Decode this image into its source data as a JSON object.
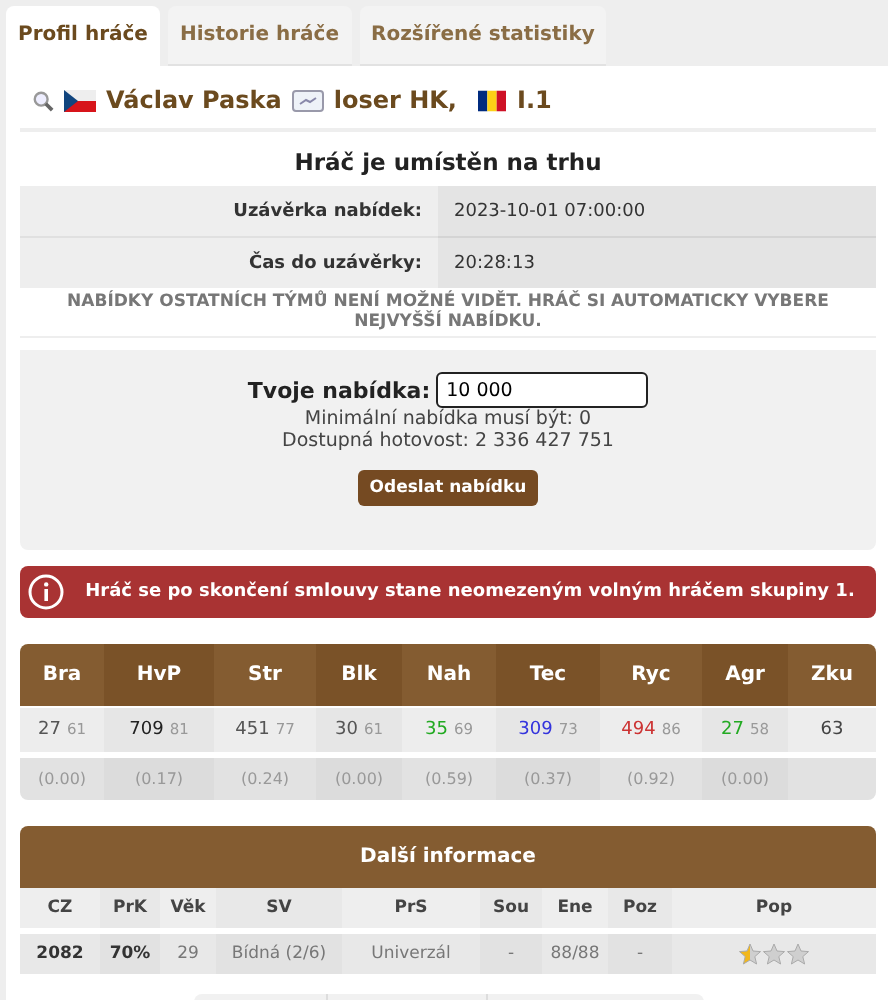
{
  "tabs": [
    {
      "label": "Profil hráče",
      "selected": true
    },
    {
      "label": "Historie hráče",
      "selected": false
    },
    {
      "label": "Rozšířené statistiky",
      "selected": false
    }
  ],
  "player": {
    "name": "Václav Paska",
    "team": "loser HK,",
    "league": "I.1"
  },
  "market": {
    "title": "Hráč je umístěn na trhu",
    "rows": [
      {
        "label": "Uzávěrka nabídek:",
        "value": "2023-10-01 07:00:00"
      },
      {
        "label": "Čas do uzávěrky:",
        "value": "20:28:13"
      }
    ],
    "notice": "NABÍDKY OSTATNÍCH TÝMŮ NENÍ MOŽNÉ VIDĚT. HRÁČ SI AUTOMATICKY VYBERE NEJVYŠŠÍ NABÍDKU."
  },
  "bid": {
    "label": "Tvoje nabídka:",
    "value": "10 000",
    "min": "Minimální nabídka musí být: 0",
    "cash": "Dostupná hotovost: 2 336 427 751",
    "button": "Odeslat nabídku"
  },
  "alert": "Hráč se po skončení smlouvy stane neomezeným volným hráčem skupiny 1.",
  "stats": [
    {
      "label": "Bra",
      "value": "27",
      "sub": "61",
      "ratio": "(0.00)",
      "color": "#555555"
    },
    {
      "label": "HvP",
      "value": "709",
      "sub": "81",
      "ratio": "(0.17)",
      "color": "#222222"
    },
    {
      "label": "Str",
      "value": "451",
      "sub": "77",
      "ratio": "(0.24)",
      "color": "#555555"
    },
    {
      "label": "Blk",
      "value": "30",
      "sub": "61",
      "ratio": "(0.00)",
      "color": "#555555"
    },
    {
      "label": "Nah",
      "value": "35",
      "sub": "69",
      "ratio": "(0.59)",
      "color": "#22aa22"
    },
    {
      "label": "Tec",
      "value": "309",
      "sub": "73",
      "ratio": "(0.37)",
      "color": "#3333dd"
    },
    {
      "label": "Ryc",
      "value": "494",
      "sub": "86",
      "ratio": "(0.92)",
      "color": "#cc3333"
    },
    {
      "label": "Agr",
      "value": "27",
      "sub": "58",
      "ratio": "(0.00)",
      "color": "#22aa22"
    },
    {
      "label": "Zku",
      "value": "63",
      "color": "#444444"
    }
  ],
  "info": {
    "title": "Další informace",
    "columns": [
      "CZ",
      "PrK",
      "Věk",
      "SV",
      "PrS",
      "Sou",
      "Ene",
      "Poz",
      "Pop"
    ],
    "row": [
      "2082",
      "70%",
      "29",
      "Bídná (2/6)",
      "Univerzál",
      "-",
      "88/88",
      "-"
    ],
    "stars": 0.5
  }
}
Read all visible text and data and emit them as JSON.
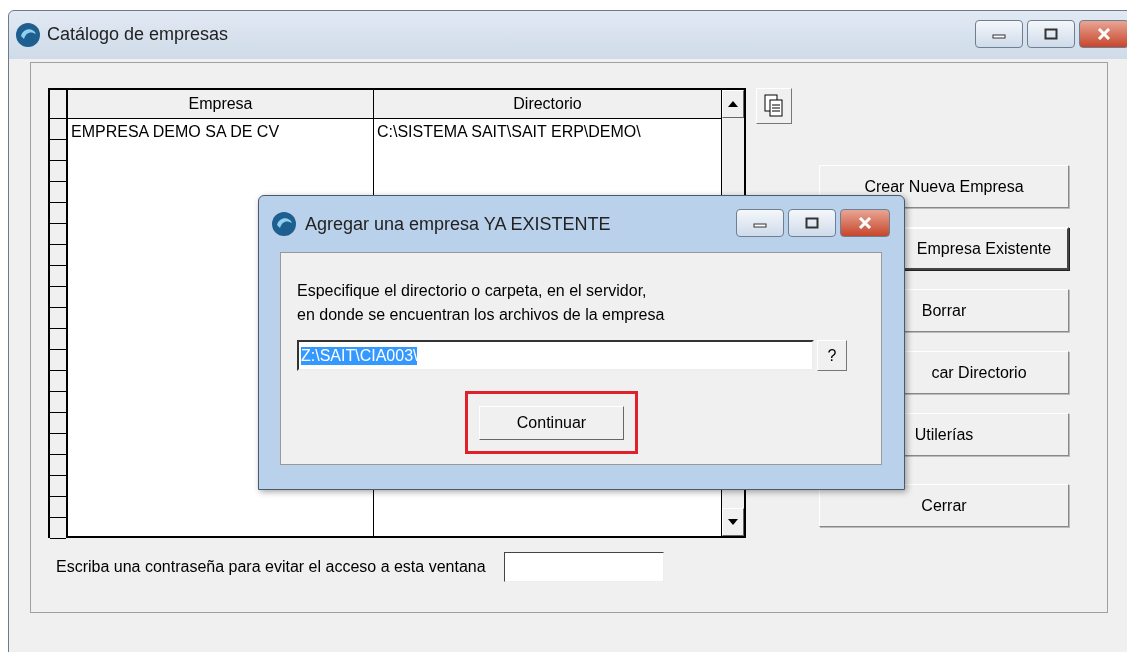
{
  "window": {
    "title": "Catálogo de empresas"
  },
  "table": {
    "columns": [
      "Empresa",
      "Directorio"
    ],
    "rows": [
      [
        "EMPRESA DEMO SA DE CV",
        "C:\\SISTEMA SAIT\\SAIT ERP\\DEMO\\"
      ]
    ]
  },
  "buttons": [
    {
      "label": "Crear Nueva Empresa",
      "default": false
    },
    {
      "label": "Empresa Existente",
      "default": true
    },
    {
      "label": "Borrar",
      "default": false
    },
    {
      "label": "car Directorio",
      "default": false
    },
    {
      "label": "Utilerías",
      "default": false
    },
    {
      "label": "Cerrar",
      "default": false
    }
  ],
  "password": {
    "label": "Escriba una contraseña para evitar el acceso a esta ventana"
  },
  "dialog": {
    "title": "Agregar una empresa YA EXISTENTE",
    "message": [
      "Especifique el directorio o carpeta, en el servidor,",
      "en donde se encuentran los archivos de la empresa"
    ],
    "path": {
      "value": "Z:\\SAIT\\CIA003\\",
      "selected": true
    },
    "help": "?",
    "button": "Continuar"
  }
}
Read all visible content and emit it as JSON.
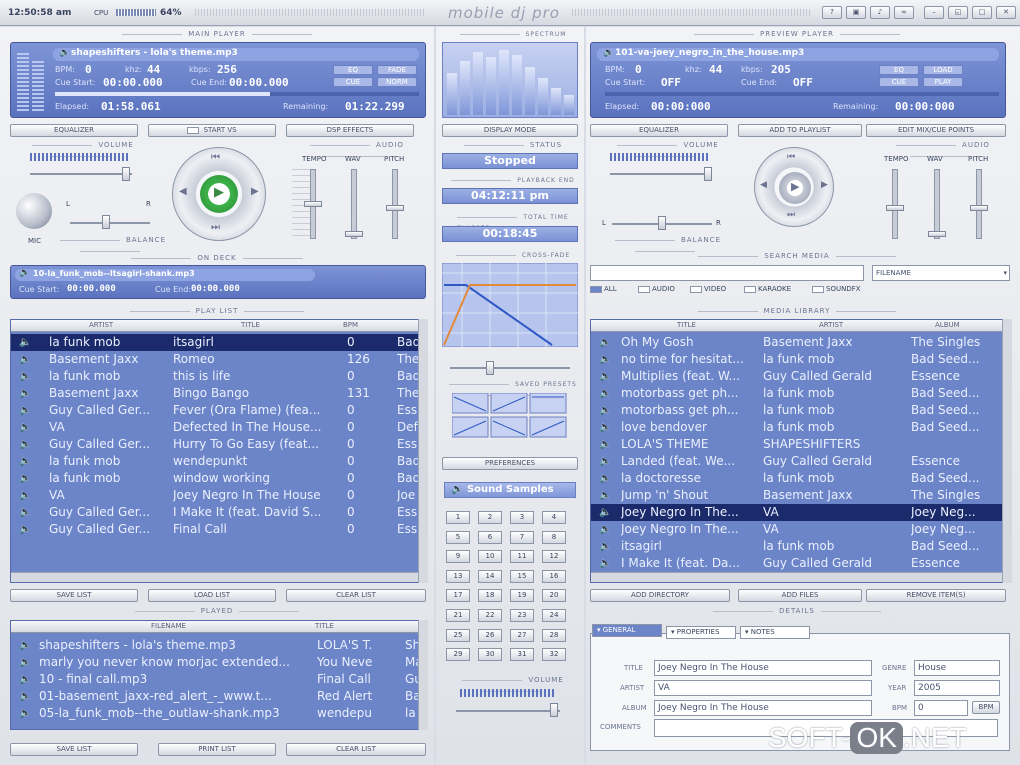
{
  "titlebar": {
    "clock": "12:50:58 am",
    "cpu_label": "CPU",
    "cpu_value": "64%",
    "app_title": "mobile dj pro",
    "window_buttons": [
      "?",
      "cam",
      "note",
      "link",
      "min",
      "max",
      "restore",
      "close"
    ]
  },
  "main_player": {
    "header": "Main Player",
    "track": "shapeshifters - lola's theme.mp3",
    "bpm_label": "BPM:",
    "bpm": "0",
    "khz_label": "khz:",
    "khz": "44",
    "kbps_label": "kbps:",
    "kbps": "256",
    "cue_start_label": "Cue Start:",
    "cue_start": "00:00.000",
    "cue_end_label": "Cue End:",
    "cue_end": "00:00.000",
    "mode_buttons": [
      "EQ",
      "FADE",
      "CUE",
      "NORM"
    ],
    "elapsed_label": "Elapsed:",
    "elapsed": "01:58.061",
    "remaining_label": "Remaining:",
    "remaining": "01:22.299",
    "progress": 0.59,
    "buttons": {
      "equalizer": "Equalizer",
      "start_vs": "Start VS",
      "dsp_effects": "DSP Effects"
    },
    "volume_header": "Volume",
    "audio_header": "Audio",
    "tempo": "Tempo",
    "wav": "WAV",
    "pitch": "Pitch",
    "mic": "MIC",
    "balance": "Balance",
    "l": "L",
    "r": "R"
  },
  "spectrum": {
    "header": "Spectrum Analyzer",
    "bars": [
      0.62,
      0.8,
      0.92,
      0.85,
      0.95,
      0.88,
      0.7,
      0.55,
      0.4,
      0.3
    ],
    "display_mode": "Display Mode",
    "status_header": "Status",
    "status": "Stopped",
    "playback_end_header": "Playback End",
    "playback_end": "04:12:11 pm",
    "total_elapsed_header": "Total Time Elapsed",
    "total_elapsed": "00:18:45",
    "crossfade_header": "Cross-fade",
    "saved_presets_header": "Saved Presets",
    "preferences": "Preferences",
    "sound_samples": "Sound Samples",
    "pads": [
      "1",
      "2",
      "3",
      "4",
      "5",
      "6",
      "7",
      "8",
      "9",
      "10",
      "11",
      "12",
      "13",
      "14",
      "15",
      "16",
      "17",
      "18",
      "19",
      "20",
      "21",
      "22",
      "23",
      "24",
      "25",
      "26",
      "27",
      "28",
      "29",
      "30",
      "31",
      "32"
    ],
    "volume": "Volume"
  },
  "on_deck": {
    "header": "On Deck",
    "track": "10-la_funk_mob--ltsagirl-shank.mp3",
    "cue_start_label": "Cue Start:",
    "cue_start": "00:00.000",
    "cue_end_label": "Cue End:",
    "cue_end": "00:00.000"
  },
  "playlist": {
    "header": "Play List",
    "columns": [
      "Artist",
      "Title",
      "BPM"
    ],
    "rows": [
      [
        "la funk mob",
        "itsagirl",
        "0",
        "Bad"
      ],
      [
        "Basement Jaxx",
        "Romeo",
        "126",
        "The"
      ],
      [
        "la funk mob",
        "this is life",
        "0",
        "Bad"
      ],
      [
        "Basement Jaxx",
        "Bingo Bango",
        "131",
        "The"
      ],
      [
        "Guy Called Ger...",
        "Fever (Ora Flame) (fea...",
        "0",
        "Ess"
      ],
      [
        "VA",
        "Defected In The House...",
        "0",
        "Def"
      ],
      [
        "Guy Called Ger...",
        "Hurry To Go Easy (feat...",
        "0",
        "Ess"
      ],
      [
        "la funk mob",
        "wendepunkt",
        "0",
        "Bad"
      ],
      [
        "la funk mob",
        "window working",
        "0",
        "Bad"
      ],
      [
        "VA",
        "Joey Negro In The House",
        "0",
        "Joe"
      ],
      [
        "Guy Called Ger...",
        "I Make It (feat. David S...",
        "0",
        "Ess"
      ],
      [
        "Guy Called Ger...",
        "Final Call",
        "0",
        "Ess"
      ]
    ],
    "buttons": [
      "Save List",
      "Load List",
      "Clear List"
    ]
  },
  "played": {
    "header": "Played",
    "columns": [
      "Filename",
      "Title"
    ],
    "rows": [
      [
        "shapeshifters - lola's theme.mp3",
        "LOLA'S T...",
        "Sh"
      ],
      [
        "marly you never know morjac extended...",
        "You Neve...",
        "Ma"
      ],
      [
        "10 - final call.mp3",
        "Final Call",
        "Gu"
      ],
      [
        "01-basement_jaxx-red_alert_-_www.t...",
        "Red Alert",
        "Ba"
      ],
      [
        "05-la_funk_mob--the_outlaw-shank.mp3",
        "wendepu...",
        "la"
      ]
    ],
    "buttons": [
      "Save List",
      "Print List",
      "Clear List"
    ]
  },
  "preview_player": {
    "header": "Preview Player",
    "track": "101-va-joey_negro_in_the_house.mp3",
    "bpm_label": "BPM:",
    "bpm": "0",
    "khz_label": "khz:",
    "khz": "44",
    "kbps_label": "kbps:",
    "kbps": "205",
    "cue_start_label": "Cue Start:",
    "cue_start": "OFF",
    "cue_end_label": "Cue End:",
    "cue_end": "OFF",
    "mode_buttons": [
      "EQ",
      "LOAD",
      "CUE",
      "PLAY"
    ],
    "elapsed_label": "Elapsed:",
    "elapsed": "00:00:000",
    "remaining_label": "Remaining:",
    "remaining": "00:00:000",
    "buttons": {
      "equalizer": "Equalizer",
      "add_playlist": "Add to Playlist",
      "edit_mix": "Edit Mix/Cue Points"
    },
    "volume_header": "Volume",
    "audio_header": "Audio",
    "tempo": "Tempo",
    "wav": "WAV",
    "pitch": "Pitch",
    "balance": "Balance",
    "l": "L",
    "r": "R"
  },
  "search": {
    "header": "Search Media",
    "value": "",
    "field_select": "Filename",
    "filters": [
      "All",
      "Audio",
      "Video",
      "Karaoke",
      "Soundfx"
    ]
  },
  "library": {
    "header": "Media Library",
    "columns": [
      "Title",
      "Artist",
      "Album"
    ],
    "rows": [
      [
        "Oh My Gosh",
        "Basement Jaxx",
        "The Singles"
      ],
      [
        "no time for hesitat...",
        "la funk mob",
        "Bad Seed..."
      ],
      [
        "Multiplies (feat. W...",
        "Guy Called Gerald",
        "Essence"
      ],
      [
        "motorbass get ph...",
        "la funk mob",
        "Bad Seed..."
      ],
      [
        "motorbass get ph...",
        "la funk mob",
        "Bad Seed..."
      ],
      [
        "love bendover",
        "la funk mob",
        "Bad Seed..."
      ],
      [
        "LOLA'S THEME",
        "SHAPESHIFTERS",
        ""
      ],
      [
        "Landed (feat. We...",
        "Guy Called Gerald",
        "Essence"
      ],
      [
        "la doctoresse",
        "la funk mob",
        "Bad Seed..."
      ],
      [
        "Jump 'n' Shout",
        "Basement Jaxx",
        "The Singles"
      ],
      [
        "Joey Negro In The...",
        "VA",
        "Joey Neg..."
      ],
      [
        "Joey Negro In The...",
        "VA",
        "Joey Neg..."
      ],
      [
        "itsagirl",
        "la funk mob",
        "Bad Seed..."
      ],
      [
        "I Make It (feat. Da...",
        "Guy Called Gerald",
        "Essence"
      ]
    ],
    "selected_index": 10,
    "buttons": [
      "Add Directory",
      "Add Files",
      "Remove Item(s)"
    ]
  },
  "details": {
    "header": "Details",
    "tabs": [
      "General",
      "Properties",
      "Notes"
    ],
    "title_label": "Title",
    "title": "Joey Negro In The House",
    "artist_label": "Artist",
    "artist": "VA",
    "album_label": "Album",
    "album": "Joey Negro In The House",
    "comments_label": "Comments",
    "comments": "",
    "genre_label": "Genre",
    "genre": "House",
    "year_label": "Year",
    "year": "2005",
    "bpm_label": "BPM",
    "bpm": "0",
    "bpm_button": "BPM"
  },
  "watermark": {
    "left": "SOFT-",
    "mid": "OK",
    "right": ".NET"
  },
  "colors": {
    "lcd": "#6a82cc",
    "table": "#6c84c8",
    "selected": "#1b2a6a",
    "play_green": "#3db34a"
  }
}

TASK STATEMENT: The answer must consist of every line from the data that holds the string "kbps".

ANSWER SPACE:
    "kbps_label": "kbps:",
    "kbps": "256",
    "kbps_label": "kbps:",
    "kbps": "205",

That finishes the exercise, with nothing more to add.